[Start of section]

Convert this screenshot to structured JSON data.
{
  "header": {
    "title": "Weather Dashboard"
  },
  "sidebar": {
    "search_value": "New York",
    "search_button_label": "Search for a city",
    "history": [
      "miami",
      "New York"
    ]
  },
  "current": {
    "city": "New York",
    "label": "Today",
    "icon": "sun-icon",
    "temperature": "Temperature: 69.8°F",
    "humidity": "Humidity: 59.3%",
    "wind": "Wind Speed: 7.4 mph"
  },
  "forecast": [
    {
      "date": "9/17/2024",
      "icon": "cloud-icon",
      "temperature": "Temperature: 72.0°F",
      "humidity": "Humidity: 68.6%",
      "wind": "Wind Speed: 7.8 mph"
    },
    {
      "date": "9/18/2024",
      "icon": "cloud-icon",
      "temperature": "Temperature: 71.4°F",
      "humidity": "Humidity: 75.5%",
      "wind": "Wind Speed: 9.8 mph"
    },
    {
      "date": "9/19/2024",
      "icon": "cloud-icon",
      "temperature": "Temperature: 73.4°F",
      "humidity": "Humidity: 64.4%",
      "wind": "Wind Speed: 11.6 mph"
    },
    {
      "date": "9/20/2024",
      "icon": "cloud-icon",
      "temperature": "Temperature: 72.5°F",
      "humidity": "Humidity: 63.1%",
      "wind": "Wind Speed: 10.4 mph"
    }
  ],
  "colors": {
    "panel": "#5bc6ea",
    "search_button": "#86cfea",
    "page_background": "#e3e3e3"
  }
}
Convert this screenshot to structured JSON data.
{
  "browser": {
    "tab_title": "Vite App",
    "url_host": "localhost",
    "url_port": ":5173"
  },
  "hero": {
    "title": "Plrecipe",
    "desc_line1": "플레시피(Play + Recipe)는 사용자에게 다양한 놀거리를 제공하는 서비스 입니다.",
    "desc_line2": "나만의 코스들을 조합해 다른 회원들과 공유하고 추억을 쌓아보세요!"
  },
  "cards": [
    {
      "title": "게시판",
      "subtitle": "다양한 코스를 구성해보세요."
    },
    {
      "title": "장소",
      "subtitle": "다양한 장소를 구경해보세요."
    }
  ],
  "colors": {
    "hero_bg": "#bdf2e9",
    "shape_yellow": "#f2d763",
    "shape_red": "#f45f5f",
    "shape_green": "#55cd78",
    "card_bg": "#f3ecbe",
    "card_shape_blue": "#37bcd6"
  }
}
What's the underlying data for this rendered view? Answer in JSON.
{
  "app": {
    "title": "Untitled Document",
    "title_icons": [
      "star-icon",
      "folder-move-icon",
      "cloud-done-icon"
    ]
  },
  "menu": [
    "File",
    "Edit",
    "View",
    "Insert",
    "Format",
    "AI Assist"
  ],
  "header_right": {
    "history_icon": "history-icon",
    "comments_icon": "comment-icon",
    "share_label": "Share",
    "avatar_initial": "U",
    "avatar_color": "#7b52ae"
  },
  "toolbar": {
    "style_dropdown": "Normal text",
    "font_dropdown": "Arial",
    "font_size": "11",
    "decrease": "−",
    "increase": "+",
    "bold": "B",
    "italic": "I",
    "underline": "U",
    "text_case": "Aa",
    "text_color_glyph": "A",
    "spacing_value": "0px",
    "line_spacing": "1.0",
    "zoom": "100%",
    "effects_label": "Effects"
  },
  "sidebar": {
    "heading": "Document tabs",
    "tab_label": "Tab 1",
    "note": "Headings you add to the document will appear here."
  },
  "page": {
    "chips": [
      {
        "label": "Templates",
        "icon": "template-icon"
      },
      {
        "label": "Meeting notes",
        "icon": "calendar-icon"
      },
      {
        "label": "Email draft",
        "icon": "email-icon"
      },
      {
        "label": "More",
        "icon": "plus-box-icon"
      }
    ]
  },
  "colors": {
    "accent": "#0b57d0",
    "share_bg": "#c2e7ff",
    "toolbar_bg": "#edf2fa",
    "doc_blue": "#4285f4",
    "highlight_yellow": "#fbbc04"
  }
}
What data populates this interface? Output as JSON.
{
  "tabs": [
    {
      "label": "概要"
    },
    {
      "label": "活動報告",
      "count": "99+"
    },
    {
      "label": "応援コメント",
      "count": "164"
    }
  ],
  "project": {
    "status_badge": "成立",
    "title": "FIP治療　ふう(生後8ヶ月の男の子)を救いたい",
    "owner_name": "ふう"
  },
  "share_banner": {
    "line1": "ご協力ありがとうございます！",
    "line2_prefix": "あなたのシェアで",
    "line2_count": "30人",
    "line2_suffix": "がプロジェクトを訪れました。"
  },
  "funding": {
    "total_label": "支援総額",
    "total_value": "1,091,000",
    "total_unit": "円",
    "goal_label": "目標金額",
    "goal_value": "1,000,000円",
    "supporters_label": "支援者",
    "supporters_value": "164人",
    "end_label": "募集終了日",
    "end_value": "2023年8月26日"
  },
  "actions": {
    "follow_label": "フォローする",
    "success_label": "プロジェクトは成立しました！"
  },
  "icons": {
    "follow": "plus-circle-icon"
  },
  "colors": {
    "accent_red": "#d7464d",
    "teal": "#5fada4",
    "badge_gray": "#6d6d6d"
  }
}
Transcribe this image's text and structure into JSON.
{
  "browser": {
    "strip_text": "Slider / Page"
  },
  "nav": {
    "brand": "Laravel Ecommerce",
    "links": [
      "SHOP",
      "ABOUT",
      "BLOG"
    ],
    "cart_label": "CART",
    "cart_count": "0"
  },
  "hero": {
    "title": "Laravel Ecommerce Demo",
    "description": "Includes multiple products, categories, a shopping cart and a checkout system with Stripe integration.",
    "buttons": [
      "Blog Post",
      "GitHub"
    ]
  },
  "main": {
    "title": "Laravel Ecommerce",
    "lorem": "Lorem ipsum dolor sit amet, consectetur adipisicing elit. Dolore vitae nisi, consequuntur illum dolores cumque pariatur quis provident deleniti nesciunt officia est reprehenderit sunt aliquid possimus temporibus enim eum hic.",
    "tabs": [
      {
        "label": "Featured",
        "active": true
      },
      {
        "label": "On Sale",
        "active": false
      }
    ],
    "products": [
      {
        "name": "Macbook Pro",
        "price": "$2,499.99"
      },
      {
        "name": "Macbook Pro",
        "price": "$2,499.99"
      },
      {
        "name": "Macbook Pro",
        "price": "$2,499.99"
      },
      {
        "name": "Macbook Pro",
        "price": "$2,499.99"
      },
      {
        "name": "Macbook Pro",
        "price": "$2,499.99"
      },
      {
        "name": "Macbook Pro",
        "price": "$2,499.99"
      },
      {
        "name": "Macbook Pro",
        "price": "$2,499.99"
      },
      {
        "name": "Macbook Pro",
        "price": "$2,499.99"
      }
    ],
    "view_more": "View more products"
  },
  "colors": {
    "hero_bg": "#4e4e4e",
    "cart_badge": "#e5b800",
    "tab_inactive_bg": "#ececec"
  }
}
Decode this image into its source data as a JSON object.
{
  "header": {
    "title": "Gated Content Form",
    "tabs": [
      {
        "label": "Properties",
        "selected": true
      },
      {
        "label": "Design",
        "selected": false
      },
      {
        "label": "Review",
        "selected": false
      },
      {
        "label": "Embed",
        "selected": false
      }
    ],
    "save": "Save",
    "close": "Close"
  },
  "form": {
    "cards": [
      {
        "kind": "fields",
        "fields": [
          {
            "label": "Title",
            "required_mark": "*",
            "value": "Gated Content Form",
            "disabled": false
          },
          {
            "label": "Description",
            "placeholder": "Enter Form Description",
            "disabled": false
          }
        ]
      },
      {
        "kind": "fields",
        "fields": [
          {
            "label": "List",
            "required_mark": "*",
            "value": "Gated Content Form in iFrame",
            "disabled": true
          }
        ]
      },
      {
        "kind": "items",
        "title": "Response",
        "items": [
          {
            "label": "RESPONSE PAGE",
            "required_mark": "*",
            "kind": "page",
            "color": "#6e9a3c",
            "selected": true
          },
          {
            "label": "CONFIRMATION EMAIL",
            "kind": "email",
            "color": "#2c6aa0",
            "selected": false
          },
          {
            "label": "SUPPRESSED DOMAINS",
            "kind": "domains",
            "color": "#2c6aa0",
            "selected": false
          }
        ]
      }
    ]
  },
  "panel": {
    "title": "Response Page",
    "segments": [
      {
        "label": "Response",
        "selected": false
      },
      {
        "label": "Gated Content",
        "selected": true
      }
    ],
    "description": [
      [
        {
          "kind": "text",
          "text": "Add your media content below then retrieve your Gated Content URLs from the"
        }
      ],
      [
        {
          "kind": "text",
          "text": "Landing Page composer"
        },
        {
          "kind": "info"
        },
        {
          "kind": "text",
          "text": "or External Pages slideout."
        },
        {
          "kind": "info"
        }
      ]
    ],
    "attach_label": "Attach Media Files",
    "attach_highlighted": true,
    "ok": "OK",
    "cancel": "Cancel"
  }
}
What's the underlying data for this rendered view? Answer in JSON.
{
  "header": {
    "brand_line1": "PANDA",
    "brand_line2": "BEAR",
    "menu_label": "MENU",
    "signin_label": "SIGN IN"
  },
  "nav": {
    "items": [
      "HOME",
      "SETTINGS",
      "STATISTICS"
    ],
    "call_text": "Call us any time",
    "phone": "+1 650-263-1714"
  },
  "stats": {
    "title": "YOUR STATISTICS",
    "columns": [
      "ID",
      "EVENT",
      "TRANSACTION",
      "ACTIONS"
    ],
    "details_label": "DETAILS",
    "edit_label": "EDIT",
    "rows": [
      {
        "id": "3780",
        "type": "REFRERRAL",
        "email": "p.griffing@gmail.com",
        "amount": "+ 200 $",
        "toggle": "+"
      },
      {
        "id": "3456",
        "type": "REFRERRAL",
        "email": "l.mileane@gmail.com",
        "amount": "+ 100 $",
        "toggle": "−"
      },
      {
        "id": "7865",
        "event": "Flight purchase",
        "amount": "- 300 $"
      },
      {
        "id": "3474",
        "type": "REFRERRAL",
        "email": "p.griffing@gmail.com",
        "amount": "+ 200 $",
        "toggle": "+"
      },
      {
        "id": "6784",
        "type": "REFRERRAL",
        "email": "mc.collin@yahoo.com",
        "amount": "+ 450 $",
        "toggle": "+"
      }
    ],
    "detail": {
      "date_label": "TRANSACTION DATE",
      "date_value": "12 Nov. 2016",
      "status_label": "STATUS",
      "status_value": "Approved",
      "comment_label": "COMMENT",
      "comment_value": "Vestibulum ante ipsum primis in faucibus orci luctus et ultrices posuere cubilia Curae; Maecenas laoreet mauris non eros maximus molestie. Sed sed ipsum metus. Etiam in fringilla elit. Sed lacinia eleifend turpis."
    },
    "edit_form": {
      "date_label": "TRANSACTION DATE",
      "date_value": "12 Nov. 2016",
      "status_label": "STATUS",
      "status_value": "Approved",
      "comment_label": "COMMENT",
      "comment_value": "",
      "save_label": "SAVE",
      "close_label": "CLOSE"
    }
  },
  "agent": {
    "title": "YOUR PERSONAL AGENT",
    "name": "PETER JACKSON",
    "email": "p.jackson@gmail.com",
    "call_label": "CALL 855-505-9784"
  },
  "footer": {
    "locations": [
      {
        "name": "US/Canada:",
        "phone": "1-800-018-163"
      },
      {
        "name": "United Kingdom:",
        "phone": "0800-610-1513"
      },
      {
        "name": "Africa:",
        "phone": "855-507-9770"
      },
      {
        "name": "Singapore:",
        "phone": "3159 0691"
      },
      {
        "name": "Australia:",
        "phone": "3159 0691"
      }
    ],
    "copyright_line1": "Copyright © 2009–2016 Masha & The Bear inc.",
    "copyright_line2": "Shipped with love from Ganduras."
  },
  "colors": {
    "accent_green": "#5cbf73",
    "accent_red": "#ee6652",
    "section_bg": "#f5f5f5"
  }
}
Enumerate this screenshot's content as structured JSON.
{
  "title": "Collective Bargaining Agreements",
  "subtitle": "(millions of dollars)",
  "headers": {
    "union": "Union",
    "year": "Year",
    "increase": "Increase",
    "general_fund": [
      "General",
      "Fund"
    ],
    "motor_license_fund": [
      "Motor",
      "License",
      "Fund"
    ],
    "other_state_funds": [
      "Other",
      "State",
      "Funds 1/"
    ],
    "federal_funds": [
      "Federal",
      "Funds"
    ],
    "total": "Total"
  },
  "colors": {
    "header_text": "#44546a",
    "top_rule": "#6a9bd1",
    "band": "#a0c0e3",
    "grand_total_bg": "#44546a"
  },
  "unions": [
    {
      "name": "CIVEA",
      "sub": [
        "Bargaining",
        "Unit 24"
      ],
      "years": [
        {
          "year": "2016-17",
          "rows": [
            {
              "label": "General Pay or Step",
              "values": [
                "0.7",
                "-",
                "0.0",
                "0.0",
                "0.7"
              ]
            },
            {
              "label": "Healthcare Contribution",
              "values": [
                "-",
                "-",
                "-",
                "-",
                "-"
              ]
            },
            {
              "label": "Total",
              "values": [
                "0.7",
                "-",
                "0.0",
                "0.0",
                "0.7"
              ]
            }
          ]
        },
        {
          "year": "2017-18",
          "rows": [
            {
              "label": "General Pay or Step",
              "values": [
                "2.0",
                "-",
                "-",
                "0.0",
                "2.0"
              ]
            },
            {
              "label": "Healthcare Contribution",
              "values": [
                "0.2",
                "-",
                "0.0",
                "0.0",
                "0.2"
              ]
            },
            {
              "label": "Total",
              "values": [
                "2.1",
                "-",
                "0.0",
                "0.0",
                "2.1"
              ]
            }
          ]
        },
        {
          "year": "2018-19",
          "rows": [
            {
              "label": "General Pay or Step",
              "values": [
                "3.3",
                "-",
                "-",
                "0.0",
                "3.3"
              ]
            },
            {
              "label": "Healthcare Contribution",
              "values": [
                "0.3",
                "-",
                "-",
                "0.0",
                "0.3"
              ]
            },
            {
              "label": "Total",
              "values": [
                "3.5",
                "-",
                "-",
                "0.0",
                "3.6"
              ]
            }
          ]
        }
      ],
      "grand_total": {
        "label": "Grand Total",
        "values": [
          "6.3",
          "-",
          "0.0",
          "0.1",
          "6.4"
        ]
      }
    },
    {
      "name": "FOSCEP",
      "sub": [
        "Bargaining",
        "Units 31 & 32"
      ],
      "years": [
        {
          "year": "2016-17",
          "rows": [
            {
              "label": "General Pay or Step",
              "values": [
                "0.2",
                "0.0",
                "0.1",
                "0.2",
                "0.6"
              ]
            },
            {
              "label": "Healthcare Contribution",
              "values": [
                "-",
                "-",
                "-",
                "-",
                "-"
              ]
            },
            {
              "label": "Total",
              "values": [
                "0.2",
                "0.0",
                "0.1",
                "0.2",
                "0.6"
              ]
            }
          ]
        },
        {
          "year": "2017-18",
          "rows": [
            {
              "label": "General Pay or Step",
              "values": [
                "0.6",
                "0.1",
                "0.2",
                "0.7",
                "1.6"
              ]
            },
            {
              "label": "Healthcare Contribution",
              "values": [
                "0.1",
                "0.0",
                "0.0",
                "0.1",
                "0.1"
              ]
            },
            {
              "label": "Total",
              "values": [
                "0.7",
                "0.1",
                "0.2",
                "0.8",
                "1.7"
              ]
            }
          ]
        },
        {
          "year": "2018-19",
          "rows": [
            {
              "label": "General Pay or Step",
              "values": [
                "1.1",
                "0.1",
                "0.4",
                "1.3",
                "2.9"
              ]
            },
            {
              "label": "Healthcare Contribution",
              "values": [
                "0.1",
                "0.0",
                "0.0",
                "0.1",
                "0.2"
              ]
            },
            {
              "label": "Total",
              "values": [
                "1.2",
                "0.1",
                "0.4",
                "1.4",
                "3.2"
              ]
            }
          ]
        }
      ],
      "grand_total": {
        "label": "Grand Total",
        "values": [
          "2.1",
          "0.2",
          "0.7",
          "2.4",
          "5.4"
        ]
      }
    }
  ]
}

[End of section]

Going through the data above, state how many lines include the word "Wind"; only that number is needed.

Expected output: 5